→ **The task**
Type out each record word for word. Pictures stay out.

→ **Exercise data**
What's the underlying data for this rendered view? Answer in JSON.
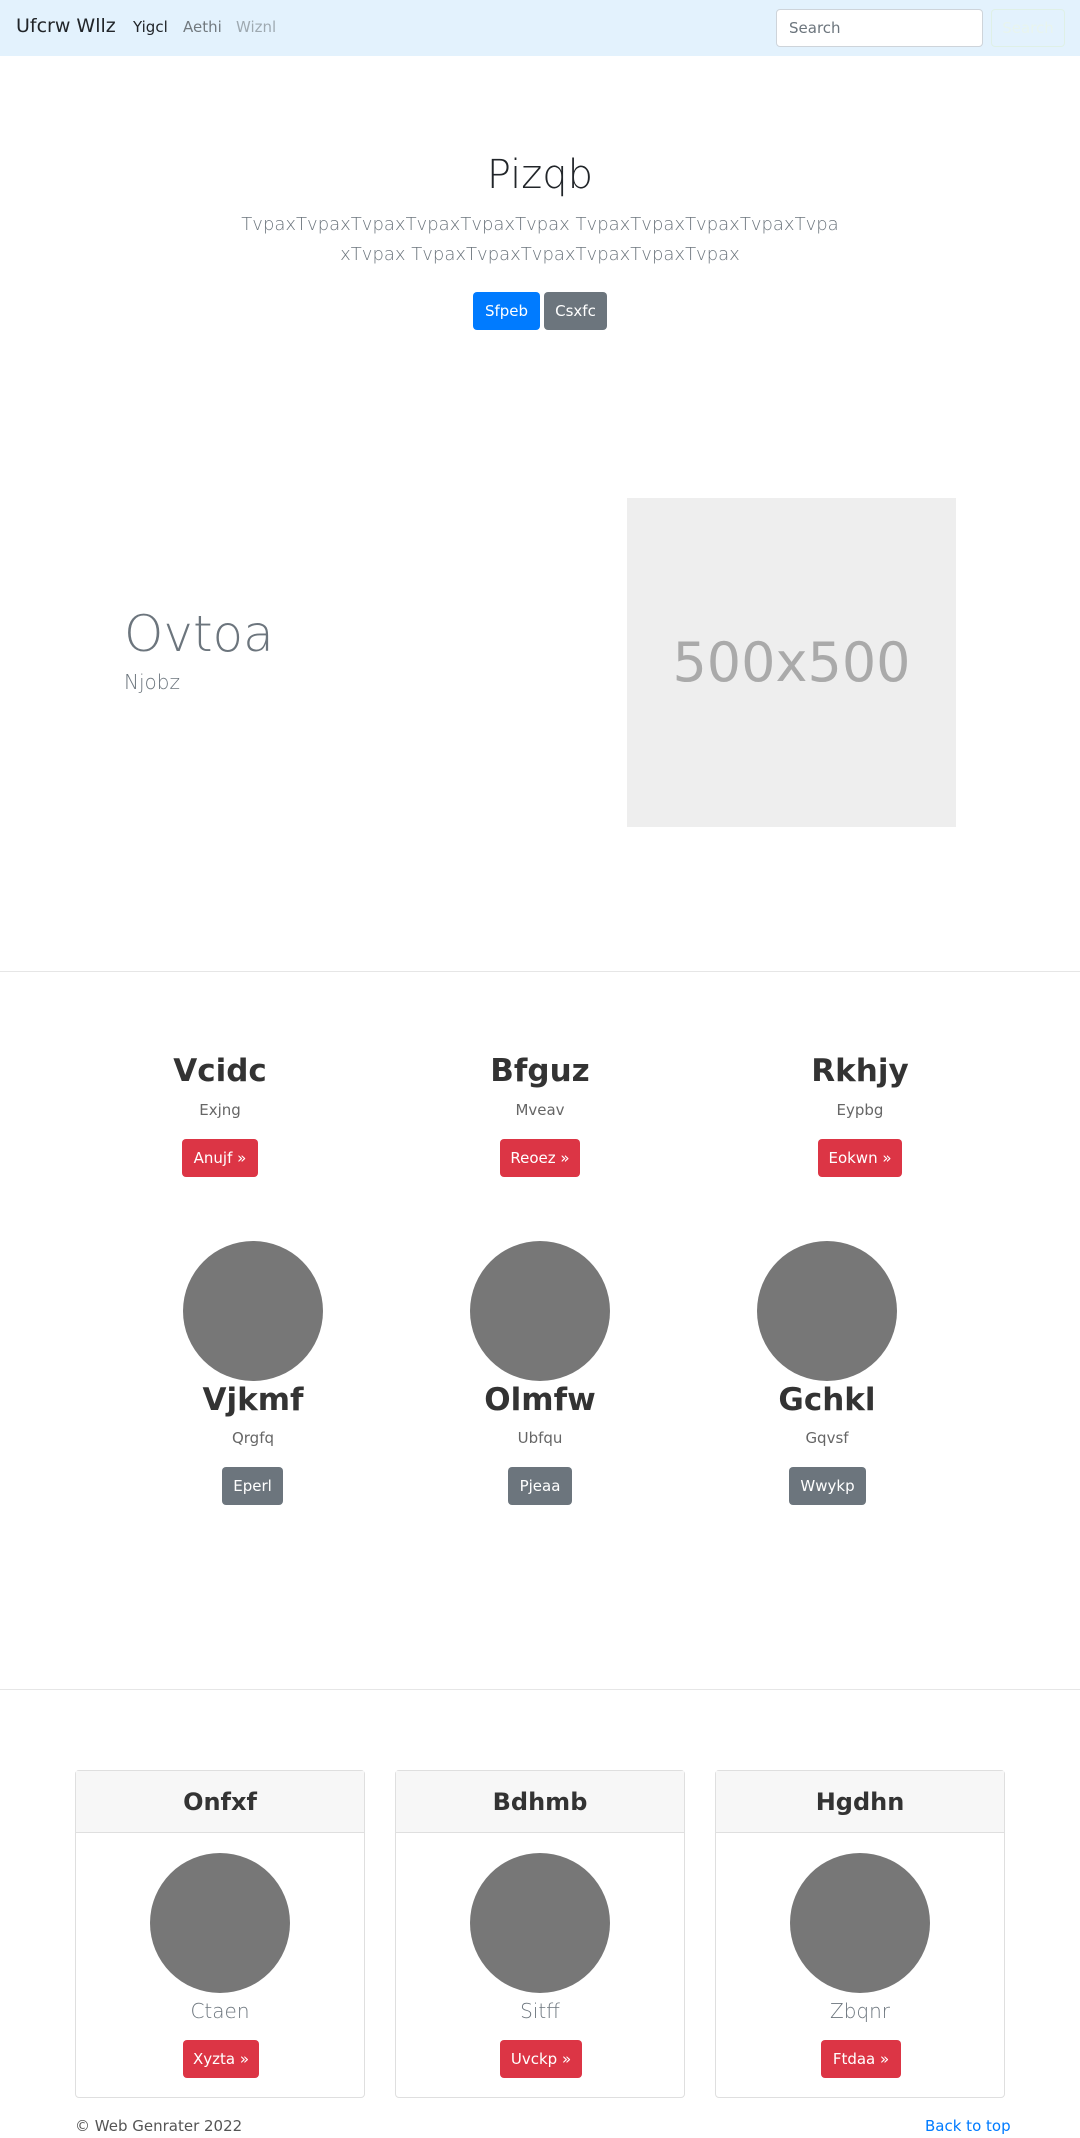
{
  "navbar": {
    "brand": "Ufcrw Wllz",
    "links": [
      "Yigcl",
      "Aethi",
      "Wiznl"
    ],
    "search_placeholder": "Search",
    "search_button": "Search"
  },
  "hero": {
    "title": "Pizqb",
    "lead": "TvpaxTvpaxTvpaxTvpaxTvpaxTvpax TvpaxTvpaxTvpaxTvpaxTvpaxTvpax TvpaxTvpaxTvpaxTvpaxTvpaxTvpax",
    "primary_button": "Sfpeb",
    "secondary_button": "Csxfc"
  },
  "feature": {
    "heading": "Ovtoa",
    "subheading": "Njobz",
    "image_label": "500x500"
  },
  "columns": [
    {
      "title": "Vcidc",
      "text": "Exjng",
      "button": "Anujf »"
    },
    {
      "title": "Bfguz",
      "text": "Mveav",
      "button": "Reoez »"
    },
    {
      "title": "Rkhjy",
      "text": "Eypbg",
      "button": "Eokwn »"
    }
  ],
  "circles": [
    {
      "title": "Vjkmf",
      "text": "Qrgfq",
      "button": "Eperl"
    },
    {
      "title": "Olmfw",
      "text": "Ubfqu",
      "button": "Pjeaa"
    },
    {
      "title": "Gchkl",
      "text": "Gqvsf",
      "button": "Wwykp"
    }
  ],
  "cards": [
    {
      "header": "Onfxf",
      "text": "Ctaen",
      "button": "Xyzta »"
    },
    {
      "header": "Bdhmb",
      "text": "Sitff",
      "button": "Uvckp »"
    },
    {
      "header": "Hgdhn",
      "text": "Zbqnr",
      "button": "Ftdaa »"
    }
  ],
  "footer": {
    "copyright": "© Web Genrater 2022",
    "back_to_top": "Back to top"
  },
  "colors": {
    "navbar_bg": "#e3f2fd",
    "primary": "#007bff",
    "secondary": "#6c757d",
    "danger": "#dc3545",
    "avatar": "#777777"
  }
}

→ **Problem solution**
What's the underlying data for this rendered view? Answer in JSON.
{
  "navbar": {
    "brand": "Ufcrw Wllz",
    "links": [
      "Yigcl",
      "Aethi",
      "Wiznl"
    ],
    "search_placeholder": "Search",
    "search_button": "Search"
  },
  "hero": {
    "title": "Pizqb",
    "lead": "TvpaxTvpaxTvpaxTvpaxTvpaxTvpax TvpaxTvpaxTvpaxTvpaxTvpaxTvpax TvpaxTvpaxTvpaxTvpaxTvpaxTvpax",
    "primary_button": "Sfpeb",
    "secondary_button": "Csxfc"
  },
  "feature": {
    "heading": "Ovtoa",
    "subheading": "Njobz",
    "image_label": "500x500"
  },
  "columns": [
    {
      "title": "Vcidc",
      "text": "Exjng",
      "button": "Anujf »"
    },
    {
      "title": "Bfguz",
      "text": "Mveav",
      "button": "Reoez »"
    },
    {
      "title": "Rkhjy",
      "text": "Eypbg",
      "button": "Eokwn »"
    }
  ],
  "circles": [
    {
      "title": "Vjkmf",
      "text": "Qrgfq",
      "button": "Eperl"
    },
    {
      "title": "Olmfw",
      "text": "Ubfqu",
      "button": "Pjeaa"
    },
    {
      "title": "Gchkl",
      "text": "Gqvsf",
      "button": "Wwykp"
    }
  ],
  "cards": [
    {
      "header": "Onfxf",
      "text": "Ctaen",
      "button": "Xyzta »"
    },
    {
      "header": "Bdhmb",
      "text": "Sitff",
      "button": "Uvckp »"
    },
    {
      "header": "Hgdhn",
      "text": "Zbqnr",
      "button": "Ftdaa »"
    }
  ],
  "footer": {
    "copyright": "© Web Genrater 2022",
    "back_to_top": "Back to top"
  },
  "colors": {
    "navbar_bg": "#e3f2fd",
    "primary": "#007bff",
    "secondary": "#6c757d",
    "danger": "#dc3545",
    "avatar": "#777777"
  }
}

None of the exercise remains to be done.